* The problem: While leaving the pictures out, set down only the lines from the one with "Transcribe this image's" through the end of the records, exactly as they stand.

(The data)

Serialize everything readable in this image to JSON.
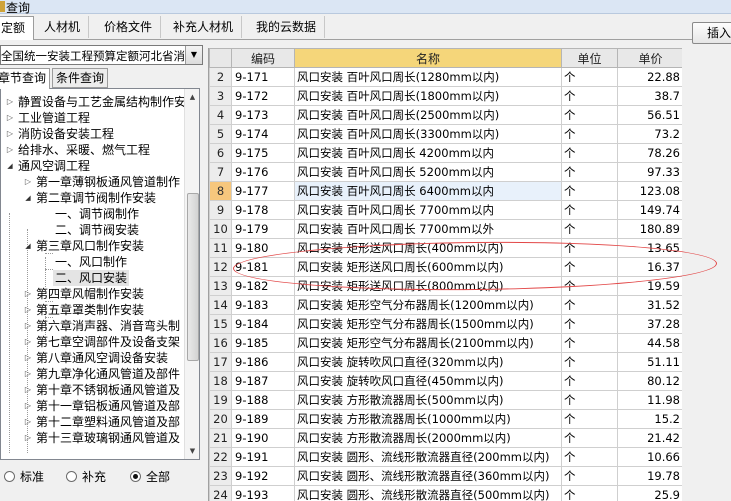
{
  "window": {
    "title": "查询"
  },
  "tabs": [
    {
      "label": "定额",
      "active": true
    },
    {
      "label": "人材机",
      "active": false
    },
    {
      "label": "价格文件",
      "active": false
    },
    {
      "label": "补充人材机",
      "active": false
    },
    {
      "label": "我的云数据",
      "active": false
    }
  ],
  "toolbar": {
    "insert_label": "插入"
  },
  "library_select": {
    "value": "全国统一安装工程预算定额河北省消"
  },
  "subtabs": [
    {
      "label": "章节查询",
      "active": true
    },
    {
      "label": "条件查询",
      "active": false
    }
  ],
  "tree": [
    {
      "label": "静置设备与工艺金属结构制作安",
      "level": 0,
      "state": "collapsed"
    },
    {
      "label": "工业管道工程",
      "level": 0,
      "state": "collapsed"
    },
    {
      "label": "消防设备安装工程",
      "level": 0,
      "state": "collapsed"
    },
    {
      "label": "给排水、采暖、燃气工程",
      "level": 0,
      "state": "collapsed"
    },
    {
      "label": "通风空调工程",
      "level": 0,
      "state": "expanded"
    },
    {
      "label": "第一章薄钢板通风管道制作",
      "level": 1,
      "state": "collapsed"
    },
    {
      "label": "第二章调节阀制作安装",
      "level": 1,
      "state": "expanded"
    },
    {
      "label": "一、调节阀制作",
      "level": 2,
      "state": "leaf"
    },
    {
      "label": "二、调节阀安装",
      "level": 2,
      "state": "leaf"
    },
    {
      "label": "第三章风口制作安装",
      "level": 1,
      "state": "expanded"
    },
    {
      "label": "一、风口制作",
      "level": 2,
      "state": "leaf"
    },
    {
      "label": "二、风口安装",
      "level": 2,
      "state": "leaf",
      "selected": true
    },
    {
      "label": "第四章风帽制作安装",
      "level": 1,
      "state": "collapsed"
    },
    {
      "label": "第五章罩类制作安装",
      "level": 1,
      "state": "collapsed"
    },
    {
      "label": "第六章消声器、消音弯头制",
      "level": 1,
      "state": "collapsed"
    },
    {
      "label": "第七章空调部件及设备支架",
      "level": 1,
      "state": "collapsed"
    },
    {
      "label": "第八章通风空调设备安装",
      "level": 1,
      "state": "collapsed"
    },
    {
      "label": "第九章净化通风管道及部件",
      "level": 1,
      "state": "collapsed"
    },
    {
      "label": "第十章不锈钢板通风管道及",
      "level": 1,
      "state": "collapsed"
    },
    {
      "label": "第十一章铝板通风管道及部",
      "level": 1,
      "state": "collapsed"
    },
    {
      "label": "第十二章塑料通风管道及部",
      "level": 1,
      "state": "collapsed"
    },
    {
      "label": "第十三章玻璃钢通风管道及",
      "level": 1,
      "state": "collapsed"
    }
  ],
  "filter": {
    "options": [
      {
        "label": "标准",
        "checked": false
      },
      {
        "label": "补充",
        "checked": false
      },
      {
        "label": "全部",
        "checked": true
      }
    ]
  },
  "table": {
    "columns": [
      "",
      "编码",
      "名称",
      "单位",
      "单价"
    ],
    "rows": [
      {
        "n": "2",
        "code": "9-171",
        "name": "风口安装 百叶风口周长(1280mm以内)",
        "unit": "个",
        "price": "22.88"
      },
      {
        "n": "3",
        "code": "9-172",
        "name": "风口安装 百叶风口周长(1800mm以内)",
        "unit": "个",
        "price": "38.7"
      },
      {
        "n": "4",
        "code": "9-173",
        "name": "风口安装 百叶风口周长(2500mm以内)",
        "unit": "个",
        "price": "56.51"
      },
      {
        "n": "5",
        "code": "9-174",
        "name": "风口安装 百叶风口周长(3300mm以内)",
        "unit": "个",
        "price": "73.2"
      },
      {
        "n": "6",
        "code": "9-175",
        "name": "风口安装 百叶风口周长 4200mm以内",
        "unit": "个",
        "price": "78.26"
      },
      {
        "n": "7",
        "code": "9-176",
        "name": "风口安装 百叶风口周长 5200mm以内",
        "unit": "个",
        "price": "97.33"
      },
      {
        "n": "8",
        "code": "9-177",
        "name": "风口安装 百叶风口周长 6400mm以内",
        "unit": "个",
        "price": "123.08",
        "current": true
      },
      {
        "n": "9",
        "code": "9-178",
        "name": "风口安装 百叶风口周长 7700mm以内",
        "unit": "个",
        "price": "149.74"
      },
      {
        "n": "10",
        "code": "9-179",
        "name": "风口安装 百叶风口周长 7700mm以外",
        "unit": "个",
        "price": "180.89"
      },
      {
        "n": "11",
        "code": "9-180",
        "name": "风口安装 矩形送风口周长(400mm以内)",
        "unit": "个",
        "price": "13.65"
      },
      {
        "n": "12",
        "code": "9-181",
        "name": "风口安装 矩形送风口周长(600mm以内)",
        "unit": "个",
        "price": "16.37"
      },
      {
        "n": "13",
        "code": "9-182",
        "name": "风口安装 矩形送风口周长(800mm以内)",
        "unit": "个",
        "price": "19.59"
      },
      {
        "n": "14",
        "code": "9-183",
        "name": "风口安装 矩形空气分布器周长(1200mm以内)",
        "unit": "个",
        "price": "31.52"
      },
      {
        "n": "15",
        "code": "9-184",
        "name": "风口安装 矩形空气分布器周长(1500mm以内)",
        "unit": "个",
        "price": "37.28"
      },
      {
        "n": "16",
        "code": "9-185",
        "name": "风口安装 矩形空气分布器周长(2100mm以内)",
        "unit": "个",
        "price": "44.58"
      },
      {
        "n": "17",
        "code": "9-186",
        "name": "风口安装 旋转吹风口直径(320mm以内)",
        "unit": "个",
        "price": "51.11"
      },
      {
        "n": "18",
        "code": "9-187",
        "name": "风口安装 旋转吹风口直径(450mm以内)",
        "unit": "个",
        "price": "80.12"
      },
      {
        "n": "19",
        "code": "9-188",
        "name": "风口安装 方形散流器周长(500mm以内)",
        "unit": "个",
        "price": "11.98"
      },
      {
        "n": "20",
        "code": "9-189",
        "name": "风口安装 方形散流器周长(1000mm以内)",
        "unit": "个",
        "price": "15.2"
      },
      {
        "n": "21",
        "code": "9-190",
        "name": "风口安装 方形散流器周长(2000mm以内)",
        "unit": "个",
        "price": "21.42"
      },
      {
        "n": "22",
        "code": "9-191",
        "name": "风口安装 圆形、流线形散流器直径(200mm以内)",
        "unit": "个",
        "price": "10.66"
      },
      {
        "n": "23",
        "code": "9-192",
        "name": "风口安装 圆形、流线形散流器直径(360mm以内)",
        "unit": "个",
        "price": "19.78"
      },
      {
        "n": "24",
        "code": "9-193",
        "name": "风口安装 圆形、流线形散流器直径(500mm以内)",
        "unit": "个",
        "price": "25.9"
      }
    ]
  },
  "colors": {
    "header_name_bg": "#f5d67a",
    "current_row_marker": "#f6c77d",
    "annotation_ellipse": "#e24747"
  }
}
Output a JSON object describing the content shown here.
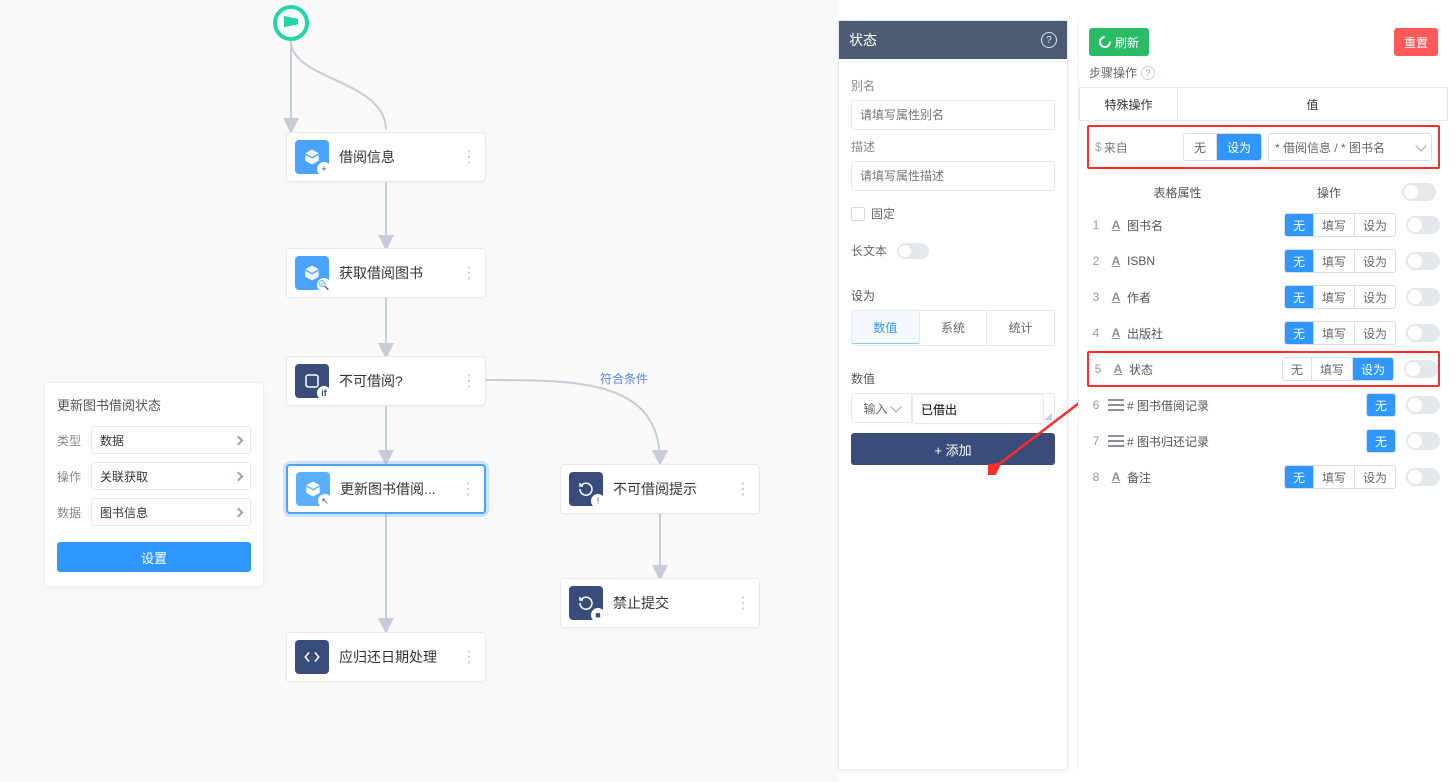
{
  "canvas": {
    "start": {},
    "edge_label": "符合条件",
    "nodes": {
      "n1": "借阅信息",
      "n2": "获取借阅图书",
      "n3": "不可借阅?",
      "n4": "更新图书借阅...",
      "n5": "不可借阅提示",
      "n6": "禁止提交",
      "n7": "应归还日期处理"
    }
  },
  "left_card": {
    "title": "更新图书借阅状态",
    "type_label": "类型",
    "type_value": "数据",
    "op_label": "操作",
    "op_value": "关联获取",
    "data_label": "数据",
    "data_value": "图书信息",
    "settings_btn": "设置"
  },
  "mid": {
    "header": "状态",
    "alias_label": "别名",
    "alias_placeholder": "请填写属性别名",
    "desc_label": "描述",
    "desc_placeholder": "请填写属性描述",
    "fixed_label": "固定",
    "longtext_label": "长文本",
    "setas_label": "设为",
    "seg": {
      "a": "数值",
      "b": "系统",
      "c": "统计"
    },
    "value_label": "数值",
    "value_mode": "输入",
    "value_text": "已借出",
    "add_btn": "+  添加"
  },
  "right": {
    "refresh": "刷新",
    "reset": "重置",
    "step_label": "步骤操作",
    "special_ops": "特殊操作",
    "value_col": "值",
    "from_label": "来自",
    "btns": {
      "none": "无",
      "setas": "设为",
      "fill": "填写"
    },
    "from_sel": "* 借阅信息 / * 图书名",
    "th_attr": "表格属性",
    "th_op": "操作",
    "rows": [
      {
        "num": "1",
        "name": "图书名",
        "kind": "text",
        "mode": "none3"
      },
      {
        "num": "2",
        "name": "ISBN",
        "kind": "text",
        "mode": "none3"
      },
      {
        "num": "3",
        "name": "作者",
        "kind": "text",
        "mode": "none3"
      },
      {
        "num": "4",
        "name": "出版社",
        "kind": "text",
        "mode": "none3"
      },
      {
        "num": "5",
        "name": "状态",
        "kind": "text",
        "mode": "setas"
      },
      {
        "num": "6",
        "name": "# 图书借阅记录",
        "kind": "rel",
        "mode": "none1"
      },
      {
        "num": "7",
        "name": "# 图书归还记录",
        "kind": "rel",
        "mode": "none1"
      },
      {
        "num": "8",
        "name": "备注",
        "kind": "text",
        "mode": "none3"
      }
    ]
  }
}
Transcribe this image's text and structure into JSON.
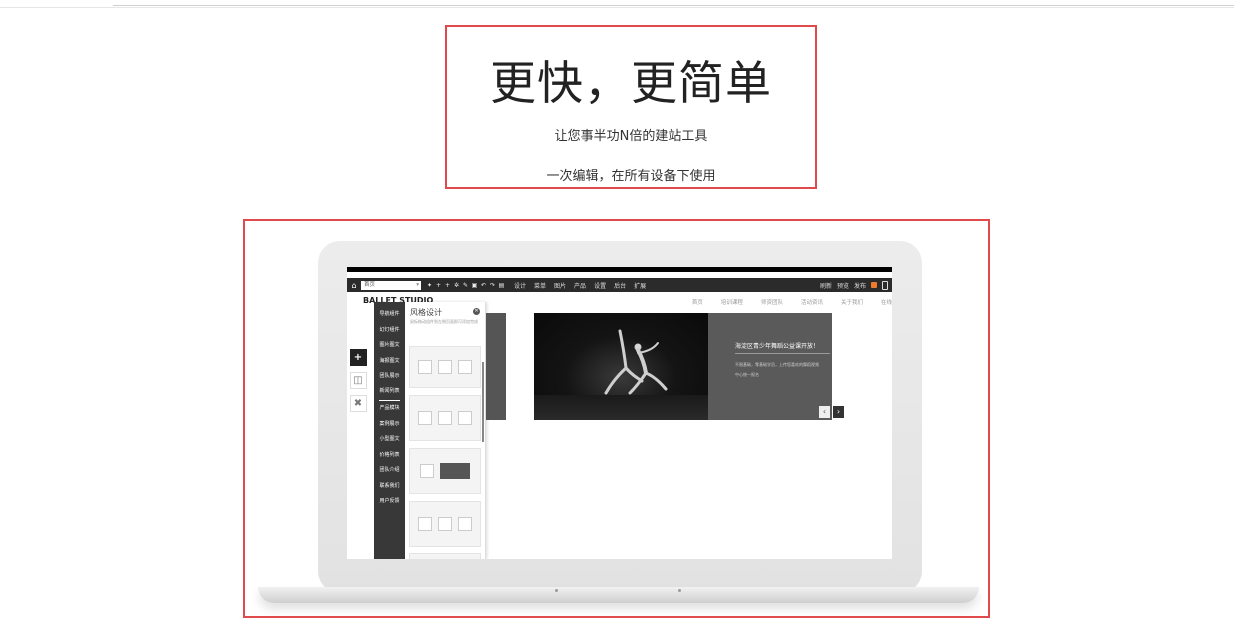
{
  "hero": {
    "headline": "更快，更简单",
    "subtitle_1": "让您事半功N倍的建站工具",
    "subtitle_2": "一次编辑，在所有设备下使用"
  },
  "editor": {
    "page_select": "首页",
    "menus": [
      "设计",
      "菜单",
      "图片",
      "产品",
      "设置",
      "后台",
      "扩展"
    ],
    "right_actions": [
      "刷新",
      "预览",
      "发布"
    ],
    "accent_color": "#f07b2a"
  },
  "site": {
    "brand": "BALLET STUDIO",
    "nav": [
      "首页",
      "培训课程",
      "师资团队",
      "活动资讯",
      "关于我们",
      "在线"
    ]
  },
  "left_tools": [
    "plus-icon",
    "layout-icon",
    "close-icon"
  ],
  "categories": [
    "导航组件",
    "幻灯组件",
    "图片图文",
    "海报图文",
    "团队展示",
    "新闻列表",
    "产品模块",
    "案例展示",
    "小型图文",
    "价格列表",
    "团队介绍",
    "联系我们",
    "用户反馈"
  ],
  "template_panel": {
    "title": "风格设计",
    "description": "鼠标拖动组件到左侧页面即可添加完成"
  },
  "slide": {
    "title": "海淀区青少年舞蹈公益课开放！",
    "line_1": "不限基础，零基础学员，上传您喜欢的舞蹈视频",
    "line_2": "中心统一报名"
  }
}
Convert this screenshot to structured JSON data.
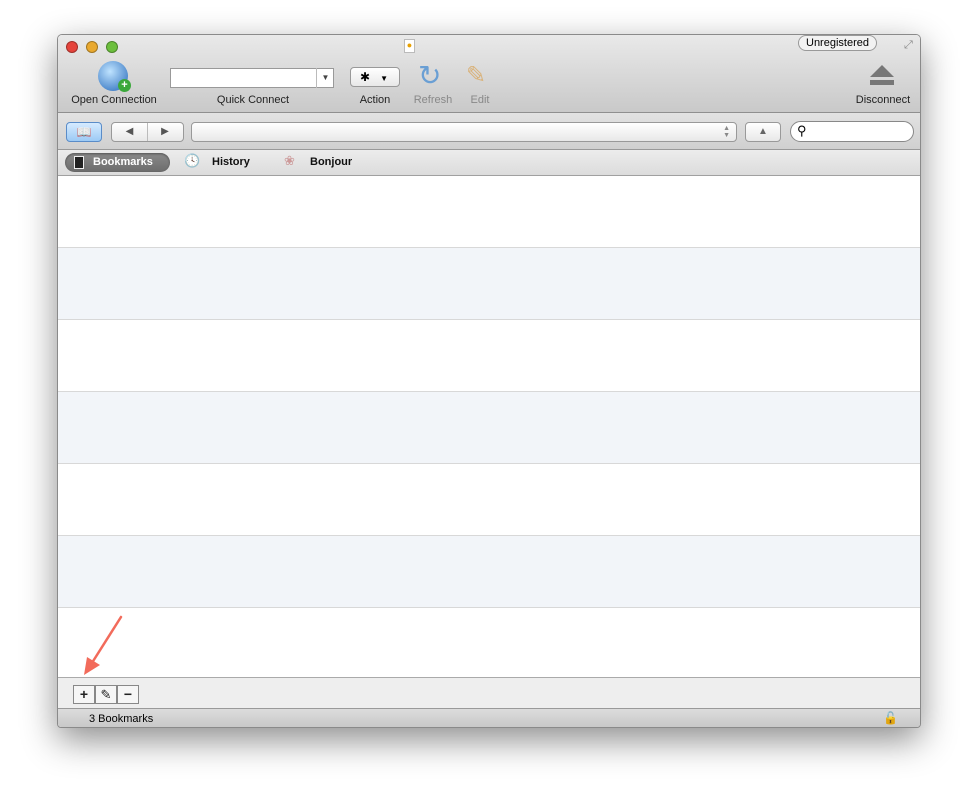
{
  "toolbar": {
    "open_connection": "Open Connection",
    "quick_connect": "Quick Connect",
    "quick_connect_value": "",
    "action": "Action",
    "refresh": "Refresh",
    "edit": "Edit",
    "disconnect": "Disconnect",
    "unregistered": "Unregistered"
  },
  "nav": {
    "path_value": "",
    "search_value": ""
  },
  "tabs": [
    {
      "label": "Bookmarks",
      "active": true
    },
    {
      "label": "History"
    },
    {
      "label": "Bonjour"
    }
  ],
  "bookmarks_rows": 3,
  "bottom": {
    "add": "+",
    "remove": "−"
  },
  "status": {
    "text": "3 Bookmarks"
  },
  "colors": {
    "row_alt": "#f2f5f9",
    "annotation_arrow": "#f26b5b"
  }
}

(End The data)

* Output below:
Transcribe this image's text and structure into JSON.
{
  "hero": {
    "headline": "更快，更简单",
    "subtitle_1": "让您事半功N倍的建站工具",
    "subtitle_2": "一次编辑，在所有设备下使用"
  },
  "editor": {
    "page_select": "首页",
    "menus": [
      "设计",
      "菜单",
      "图片",
      "产品",
      "设置",
      "后台",
      "扩展"
    ],
    "right_actions": [
      "刷新",
      "预览",
      "发布"
    ],
    "accent_color": "#f07b2a"
  },
  "site": {
    "brand": "BALLET STUDIO",
    "nav": [
      "首页",
      "培训课程",
      "师资团队",
      "活动资讯",
      "关于我们",
      "在线"
    ]
  },
  "left_tools": [
    "plus-icon",
    "layout-icon",
    "close-icon"
  ],
  "categories": [
    "导航组件",
    "幻灯组件",
    "图片图文",
    "海报图文",
    "团队展示",
    "新闻列表",
    "产品模块",
    "案例展示",
    "小型图文",
    "价格列表",
    "团队介绍",
    "联系我们",
    "用户反馈"
  ],
  "template_panel": {
    "title": "风格设计",
    "description": "鼠标拖动组件到左侧页面即可添加完成"
  },
  "slide": {
    "title": "海淀区青少年舞蹈公益课开放！",
    "line_1": "不限基础，零基础学员，上传您喜欢的舞蹈视频",
    "line_2": "中心统一报名"
  }
}
Convert this screenshot to structured JSON data.
{
  "toolbar": {
    "open_connection": "Open Connection",
    "quick_connect": "Quick Connect",
    "quick_connect_value": "",
    "action": "Action",
    "refresh": "Refresh",
    "edit": "Edit",
    "disconnect": "Disconnect",
    "unregistered": "Unregistered"
  },
  "nav": {
    "path_value": "",
    "search_value": ""
  },
  "tabs": [
    {
      "label": "Bookmarks",
      "active": true
    },
    {
      "label": "History"
    },
    {
      "label": "Bonjour"
    }
  ],
  "bookmarks_rows": 3,
  "bottom": {
    "add": "+",
    "remove": "−"
  },
  "status": {
    "text": "3 Bookmarks"
  },
  "colors": {
    "row_alt": "#f2f5f9",
    "annotation_arrow": "#f26b5b"
  }
}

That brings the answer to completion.